Extension registration has been adopted in pretty much every modern extension (and skin), and it allowed the simplification of registering extensions, removing the need for PHP knowledge, which in turn allowed volunteers with limited (or none at all) knowledge of PHP to do maintenance work on them. I think that, when the proposed system provides a clean and, more important, an easier way of skinning, adoption would follow. That does require good documentation and a good example (e.g. converting Vector/Minerva).

Any feedback you can provide would be helpful to decide whether I should prepare and push and RFC.

Please create an RFC, I'd love to help out. The existing skinning system is in dire need of improvement, with many parts appearing to have come right out of the late PHP 4 era.

In my opinion this was the skin's right.

I think it could be valuable to separate the ideas of application entry points and UI appearance-only changes. (I'm not sure if it makes sense in MediaWiki for the latter to include content styling too.)

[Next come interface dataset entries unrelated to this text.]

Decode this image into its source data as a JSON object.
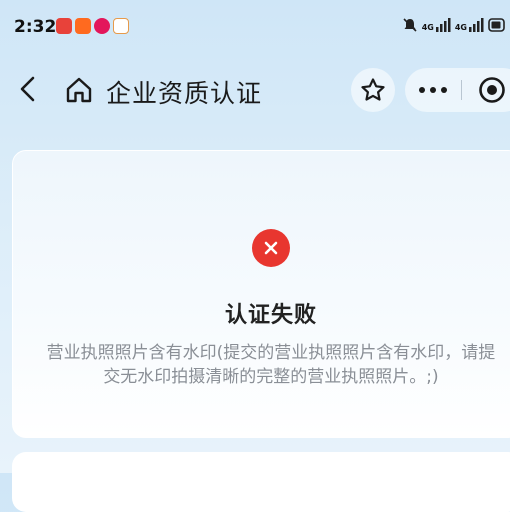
{
  "status_bar": {
    "time": "2:32",
    "network_1": "4G",
    "network_2": "4G",
    "icons": [
      "app-icon-red",
      "app-icon-orange",
      "app-icon-pink",
      "app-icon-mascot",
      "mute-icon",
      "signal-icon",
      "battery-icon"
    ]
  },
  "nav": {
    "title": "企业资质认证",
    "icons": [
      "back-arrow-icon",
      "home-icon",
      "star-icon",
      "more-dots-icon",
      "target-icon"
    ]
  },
  "result": {
    "title": "认证失败",
    "message": "营业执照照片含有水印(提交的营业执照照片含有水印，请提交无水印拍摄清晰的完整的营业执照照片。;)",
    "icon": "close-icon",
    "status_color": "#e8362f"
  }
}
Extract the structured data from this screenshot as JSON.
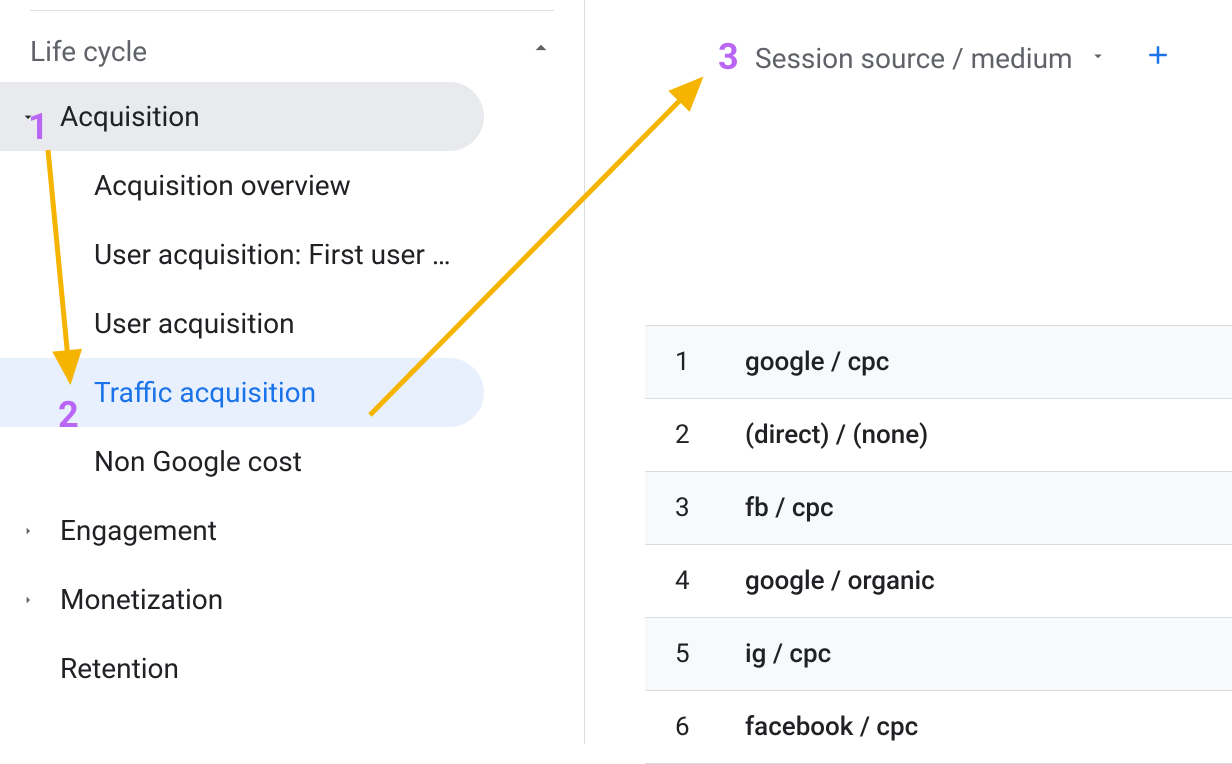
{
  "sidebar": {
    "section_title": "Life cycle",
    "acquisition": {
      "label": "Acquisition"
    },
    "items": [
      {
        "label": "Acquisition overview"
      },
      {
        "label": "User acquisition: First user …"
      },
      {
        "label": "User acquisition"
      },
      {
        "label": "Traffic acquisition"
      },
      {
        "label": "Non Google cost"
      }
    ],
    "engagement": {
      "label": "Engagement"
    },
    "monetization": {
      "label": "Monetization"
    },
    "retention": {
      "label": "Retention"
    }
  },
  "main": {
    "dimension_label": "Session source / medium",
    "rows": [
      {
        "idx": "1",
        "val": "google / cpc"
      },
      {
        "idx": "2",
        "val": "(direct) / (none)"
      },
      {
        "idx": "3",
        "val": "fb / cpc"
      },
      {
        "idx": "4",
        "val": "google / organic"
      },
      {
        "idx": "5",
        "val": "ig / cpc"
      },
      {
        "idx": "6",
        "val": "facebook / cpc"
      }
    ]
  },
  "annotations": {
    "a1": "1",
    "a2": "2",
    "a3": "3"
  }
}
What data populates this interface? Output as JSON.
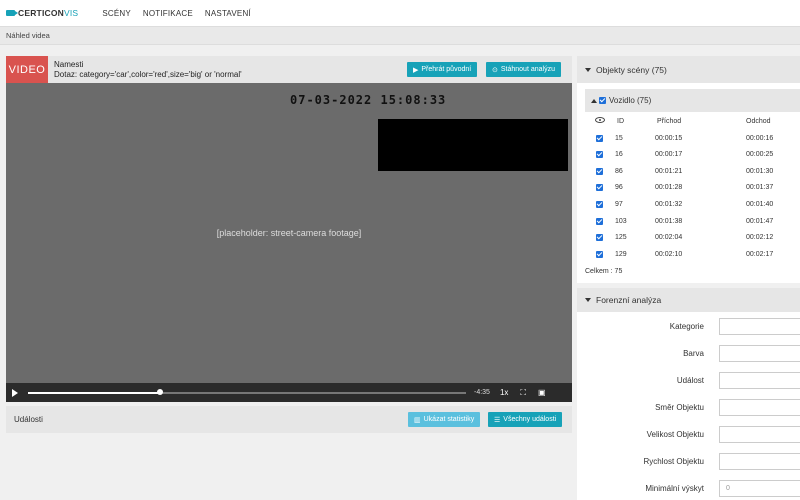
{
  "navbar": {
    "brand_part1": "CERTICON",
    "brand_part2": "VIS",
    "items": [
      "SCÉNY",
      "NOTIFIKACE",
      "NASTAVENÍ"
    ]
  },
  "breadcrumb": "Náhled videa",
  "video": {
    "badge": "VIDEO",
    "title": "Namesti",
    "query": "Dotaz: category='car',color='red',size='big' or 'normal'",
    "play_original_label": "Přehrát původní",
    "download_label": "Stáhnout analýzu",
    "overlay_timestamp": "07-03-2022 15:08:33",
    "placeholder_note": "[placeholder: street-camera footage]",
    "time_remaining": "-4:35",
    "speed": "1x"
  },
  "events": {
    "title": "Události",
    "show_stats_label": "Ukázat statistiky",
    "all_events_label": "Všechny události"
  },
  "scene_objects": {
    "header": "Objekty scény (75)",
    "group_label": "Vozidlo (75)",
    "columns": {
      "id": "ID",
      "arrival": "Příchod",
      "departure": "Odchod"
    },
    "rows": [
      {
        "id": "15",
        "arrival": "00:00:15",
        "departure": "00:00:16"
      },
      {
        "id": "16",
        "arrival": "00:00:17",
        "departure": "00:00:25"
      },
      {
        "id": "86",
        "arrival": "00:01:21",
        "departure": "00:01:30"
      },
      {
        "id": "96",
        "arrival": "00:01:28",
        "departure": "00:01:37"
      },
      {
        "id": "97",
        "arrival": "00:01:32",
        "departure": "00:01:40"
      },
      {
        "id": "103",
        "arrival": "00:01:38",
        "departure": "00:01:47"
      },
      {
        "id": "125",
        "arrival": "00:02:04",
        "departure": "00:02:12"
      },
      {
        "id": "129",
        "arrival": "00:02:10",
        "departure": "00:02:17"
      }
    ],
    "total": "Celkem : 75"
  },
  "forensic": {
    "header": "Forenzní analýza",
    "fields": [
      {
        "label": "Kategorie",
        "value": ""
      },
      {
        "label": "Barva",
        "value": ""
      },
      {
        "label": "Událost",
        "value": ""
      },
      {
        "label": "Směr Objektu",
        "value": ""
      },
      {
        "label": "Velikost Objektu",
        "value": ""
      },
      {
        "label": "Rychlost Objektu",
        "value": ""
      },
      {
        "label": "Minimální výskyt",
        "value": "0"
      }
    ]
  }
}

Currently to create a skin at minimum you must

Probably good to add what's typical as well. For example, heavy MediaWiki integration in the form of PHP hook lifecycles, extension integration, and OOUI, and then defining an API for gadgets to use.

A valid skin is a folder with at minimum 2 files - index.mustache and index.(css/less)

It might be neat to experiment with a skin based entirely on user styles.

To achieve such a goal we would need a SkinRenderer class that locates a skin directory and renders the template inside it

Is mediawiki-dali-skin-builder a kind of wrapper skin? That is, a new repo that's technically a MediaWiki skin in itself but really just provides the glue needed to achieve the structure you want for "simple skins.

Samwilson added a comment.EditedFeb 6 2020, 5:32 AM

Great post! By "online skin builder" do you mean something like mwstew but for skins? Ignore that, I just looked at Dali. :)

(By the way there's a syntax error after "friendly technologies and".)

There are so many ways that MediaWiki shows it's age and skinning is definitely one of the most visible 😁

I think everything proposed here is very sensible, though I'm not that familiar with MediaWiki skinning and I can't offer much mw knowledge, I would definitely support such an RFC.

@Samwilson I've gone one step further
https://skinomatic.wmflabs.org/

If you click build in the top right it will generate you a zip that contains a working skin repo.

Is mediawiki-dali-skin-builder a kind of wrapper skin? That is, a new repo that's technically a MediaWiki skin in itself but really just provides the glue needed to achieve the structure you want for "simple skins.

In my away, but my hope would be to not need an extension/wrapper skin because the core code is flexible enough and aware of templates.

Hopefully the https://skinomatic.wmflabs.org/ is a powerful demonstration of what's possible here.
My hope would be to make this file which is outputted in the end skin unnecessary:
https://github.com/wikimedia/skinomatic/blob/master/scaffolding/ScaffoldingTemplate.php.txt

Please create an RFC, I'd love to help out.

Flagging issues with https://skinomatic.wmflabs.org/ would be helpful - one obvious one is how to add icons to the interface without using absolute URIs.